**Activity**: The response must contain the complete data, printed exactly.

┌─ Given data

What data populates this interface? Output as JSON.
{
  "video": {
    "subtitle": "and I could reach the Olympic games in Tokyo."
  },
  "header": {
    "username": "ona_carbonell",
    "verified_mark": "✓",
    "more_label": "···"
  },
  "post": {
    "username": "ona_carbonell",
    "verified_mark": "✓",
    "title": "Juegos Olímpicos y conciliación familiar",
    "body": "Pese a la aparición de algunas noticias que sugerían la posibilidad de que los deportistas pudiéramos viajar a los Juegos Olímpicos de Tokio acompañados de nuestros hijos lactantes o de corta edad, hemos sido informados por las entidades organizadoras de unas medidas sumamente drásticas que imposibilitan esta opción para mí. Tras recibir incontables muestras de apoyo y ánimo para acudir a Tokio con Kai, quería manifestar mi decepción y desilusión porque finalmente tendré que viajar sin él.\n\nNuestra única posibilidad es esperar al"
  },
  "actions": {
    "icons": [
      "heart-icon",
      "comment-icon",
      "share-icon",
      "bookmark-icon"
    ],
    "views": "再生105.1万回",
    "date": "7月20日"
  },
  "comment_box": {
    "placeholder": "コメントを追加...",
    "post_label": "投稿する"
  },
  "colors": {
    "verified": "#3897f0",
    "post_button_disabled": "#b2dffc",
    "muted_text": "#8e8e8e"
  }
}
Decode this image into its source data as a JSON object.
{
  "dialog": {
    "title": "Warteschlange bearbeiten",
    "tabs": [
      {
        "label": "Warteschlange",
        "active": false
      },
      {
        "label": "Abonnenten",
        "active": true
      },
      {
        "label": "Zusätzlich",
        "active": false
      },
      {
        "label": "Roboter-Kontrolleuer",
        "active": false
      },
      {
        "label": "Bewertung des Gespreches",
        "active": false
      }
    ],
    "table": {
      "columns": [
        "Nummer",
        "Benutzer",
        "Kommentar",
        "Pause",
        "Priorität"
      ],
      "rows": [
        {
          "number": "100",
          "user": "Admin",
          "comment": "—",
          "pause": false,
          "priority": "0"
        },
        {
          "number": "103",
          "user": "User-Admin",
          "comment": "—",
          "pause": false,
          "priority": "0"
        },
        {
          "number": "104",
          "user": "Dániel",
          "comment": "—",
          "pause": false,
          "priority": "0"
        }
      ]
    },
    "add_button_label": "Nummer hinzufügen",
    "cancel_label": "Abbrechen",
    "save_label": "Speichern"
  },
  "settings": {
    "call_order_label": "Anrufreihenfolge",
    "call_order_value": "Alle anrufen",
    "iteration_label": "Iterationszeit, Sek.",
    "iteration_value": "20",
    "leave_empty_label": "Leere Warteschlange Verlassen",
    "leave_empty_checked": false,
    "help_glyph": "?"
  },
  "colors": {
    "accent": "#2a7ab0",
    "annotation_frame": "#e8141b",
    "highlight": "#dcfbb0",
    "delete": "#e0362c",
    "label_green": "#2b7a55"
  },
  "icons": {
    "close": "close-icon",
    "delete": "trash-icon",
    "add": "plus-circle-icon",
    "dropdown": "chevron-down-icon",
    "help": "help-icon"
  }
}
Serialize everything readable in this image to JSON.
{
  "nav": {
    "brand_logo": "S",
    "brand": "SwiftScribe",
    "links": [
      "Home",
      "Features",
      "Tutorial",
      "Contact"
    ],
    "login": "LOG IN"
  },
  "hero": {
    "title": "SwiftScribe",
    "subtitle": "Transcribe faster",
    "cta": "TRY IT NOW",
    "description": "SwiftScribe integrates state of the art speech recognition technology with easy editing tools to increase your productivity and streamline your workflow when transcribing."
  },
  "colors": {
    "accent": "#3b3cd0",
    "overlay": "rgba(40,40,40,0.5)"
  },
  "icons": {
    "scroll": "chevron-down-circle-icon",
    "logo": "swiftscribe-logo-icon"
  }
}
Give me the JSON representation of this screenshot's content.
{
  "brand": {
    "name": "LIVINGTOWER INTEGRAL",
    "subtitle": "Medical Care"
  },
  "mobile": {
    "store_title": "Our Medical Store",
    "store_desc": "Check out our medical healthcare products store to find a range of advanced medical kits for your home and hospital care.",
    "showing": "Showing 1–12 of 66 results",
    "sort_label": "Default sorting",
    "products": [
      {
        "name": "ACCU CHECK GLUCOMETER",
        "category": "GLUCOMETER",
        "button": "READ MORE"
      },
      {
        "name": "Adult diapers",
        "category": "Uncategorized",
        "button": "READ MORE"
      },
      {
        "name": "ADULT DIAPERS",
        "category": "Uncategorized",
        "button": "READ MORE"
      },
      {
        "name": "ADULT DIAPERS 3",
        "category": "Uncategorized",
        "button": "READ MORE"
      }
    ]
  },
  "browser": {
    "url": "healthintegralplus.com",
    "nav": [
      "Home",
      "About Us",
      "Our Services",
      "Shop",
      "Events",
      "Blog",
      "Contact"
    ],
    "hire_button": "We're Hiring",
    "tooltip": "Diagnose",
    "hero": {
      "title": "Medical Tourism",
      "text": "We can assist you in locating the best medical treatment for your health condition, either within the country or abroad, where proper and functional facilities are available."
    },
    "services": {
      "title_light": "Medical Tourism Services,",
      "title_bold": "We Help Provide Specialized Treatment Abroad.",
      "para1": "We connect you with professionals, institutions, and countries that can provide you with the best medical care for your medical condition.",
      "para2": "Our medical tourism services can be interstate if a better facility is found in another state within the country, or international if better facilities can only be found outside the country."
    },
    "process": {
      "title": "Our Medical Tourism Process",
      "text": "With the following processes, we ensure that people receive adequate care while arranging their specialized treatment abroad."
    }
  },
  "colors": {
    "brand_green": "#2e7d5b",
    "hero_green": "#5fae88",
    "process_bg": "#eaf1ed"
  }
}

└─

**Answer space**:
What data populates this interface? Output as JSON.
{
  "video": {
    "subtitle": "and I could reach the Olympic games in Tokyo."
  },
  "header": {
    "username": "ona_carbonell",
    "verified_mark": "✓",
    "more_label": "···"
  },
  "post": {
    "username": "ona_carbonell",
    "verified_mark": "✓",
    "title": "Juegos Olímpicos y conciliación familiar",
    "body": "Pese a la aparición de algunas noticias que sugerían la posibilidad de que los deportistas pudiéramos viajar a los Juegos Olímpicos de Tokio acompañados de nuestros hijos lactantes o de corta edad, hemos sido informados por las entidades organizadoras de unas medidas sumamente drásticas que imposibilitan esta opción para mí. Tras recibir incontables muestras de apoyo y ánimo para acudir a Tokio con Kai, quería manifestar mi decepción y desilusión porque finalmente tendré que viajar sin él.\n\nNuestra única posibilidad es esperar al"
  },
  "actions": {
    "icons": [
      "heart-icon",
      "comment-icon",
      "share-icon",
      "bookmark-icon"
    ],
    "views": "再生105.1万回",
    "date": "7月20日"
  },
  "comment_box": {
    "placeholder": "コメントを追加...",
    "post_label": "投稿する"
  },
  "colors": {
    "verified": "#3897f0",
    "post_button_disabled": "#b2dffc",
    "muted_text": "#8e8e8e"
  }
}
Decode this image into its source data as a JSON object.
{
  "dialog": {
    "title": "Warteschlange bearbeiten",
    "tabs": [
      {
        "label": "Warteschlange",
        "active": false
      },
      {
        "label": "Abonnenten",
        "active": true
      },
      {
        "label": "Zusätzlich",
        "active": false
      },
      {
        "label": "Roboter-Kontrolleuer",
        "active": false
      },
      {
        "label": "Bewertung des Gespreches",
        "active": false
      }
    ],
    "table": {
      "columns": [
        "Nummer",
        "Benutzer",
        "Kommentar",
        "Pause",
        "Priorität"
      ],
      "rows": [
        {
          "number": "100",
          "user": "Admin",
          "comment": "—",
          "pause": false,
          "priority": "0"
        },
        {
          "number": "103",
          "user": "User-Admin",
          "comment": "—",
          "pause": false,
          "priority": "0"
        },
        {
          "number": "104",
          "user": "Dániel",
          "comment": "—",
          "pause": false,
          "priority": "0"
        }
      ]
    },
    "add_button_label": "Nummer hinzufügen",
    "cancel_label": "Abbrechen",
    "save_label": "Speichern"
  },
  "settings": {
    "call_order_label": "Anrufreihenfolge",
    "call_order_value": "Alle anrufen",
    "iteration_label": "Iterationszeit, Sek.",
    "iteration_value": "20",
    "leave_empty_label": "Leere Warteschlange Verlassen",
    "leave_empty_checked": false,
    "help_glyph": "?"
  },
  "colors": {
    "accent": "#2a7ab0",
    "annotation_frame": "#e8141b",
    "highlight": "#dcfbb0",
    "delete": "#e0362c",
    "label_green": "#2b7a55"
  },
  "icons": {
    "close": "close-icon",
    "delete": "trash-icon",
    "add": "plus-circle-icon",
    "dropdown": "chevron-down-icon",
    "help": "help-icon"
  }
}
Serialize everything readable in this image to JSON.
{
  "nav": {
    "brand_logo": "S",
    "brand": "SwiftScribe",
    "links": [
      "Home",
      "Features",
      "Tutorial",
      "Contact"
    ],
    "login": "LOG IN"
  },
  "hero": {
    "title": "SwiftScribe",
    "subtitle": "Transcribe faster",
    "cta": "TRY IT NOW",
    "description": "SwiftScribe integrates state of the art speech recognition technology with easy editing tools to increase your productivity and streamline your workflow when transcribing."
  },
  "colors": {
    "accent": "#3b3cd0",
    "overlay": "rgba(40,40,40,0.5)"
  },
  "icons": {
    "scroll": "chevron-down-circle-icon",
    "logo": "swiftscribe-logo-icon"
  }
}
Give me the JSON representation of this screenshot's content.
{
  "brand": {
    "name": "LIVINGTOWER INTEGRAL",
    "subtitle": "Medical Care"
  },
  "mobile": {
    "store_title": "Our Medical Store",
    "store_desc": "Check out our medical healthcare products store to find a range of advanced medical kits for your home and hospital care.",
    "showing": "Showing 1–12 of 66 results",
    "sort_label": "Default sorting",
    "products": [
      {
        "name": "ACCU CHECK GLUCOMETER",
        "category": "GLUCOMETER",
        "button": "READ MORE"
      },
      {
        "name": "Adult diapers",
        "category": "Uncategorized",
        "button": "READ MORE"
      },
      {
        "name": "ADULT DIAPERS",
        "category": "Uncategorized",
        "button": "READ MORE"
      },
      {
        "name": "ADULT DIAPERS 3",
        "category": "Uncategorized",
        "button": "READ MORE"
      }
    ]
  },
  "browser": {
    "url": "healthintegralplus.com",
    "nav": [
      "Home",
      "About Us",
      "Our Services",
      "Shop",
      "Events",
      "Blog",
      "Contact"
    ],
    "hire_button": "We're Hiring",
    "tooltip": "Diagnose",
    "hero": {
      "title": "Medical Tourism",
      "text": "We can assist you in locating the best medical treatment for your health condition, either within the country or abroad, where proper and functional facilities are available."
    },
    "services": {
      "title_light": "Medical Tourism Services,",
      "title_bold": "We Help Provide Specialized Treatment Abroad.",
      "para1": "We connect you with professionals, institutions, and countries that can provide you with the best medical care for your medical condition.",
      "para2": "Our medical tourism services can be interstate if a better facility is found in another state within the country, or international if better facilities can only be found outside the country."
    },
    "process": {
      "title": "Our Medical Tourism Process",
      "text": "With the following processes, we ensure that people receive adequate care while arranging their specialized treatment abroad."
    }
  },
  "colors": {
    "brand_green": "#2e7d5b",
    "hero_green": "#5fae88",
    "process_bg": "#eaf1ed"
  }
}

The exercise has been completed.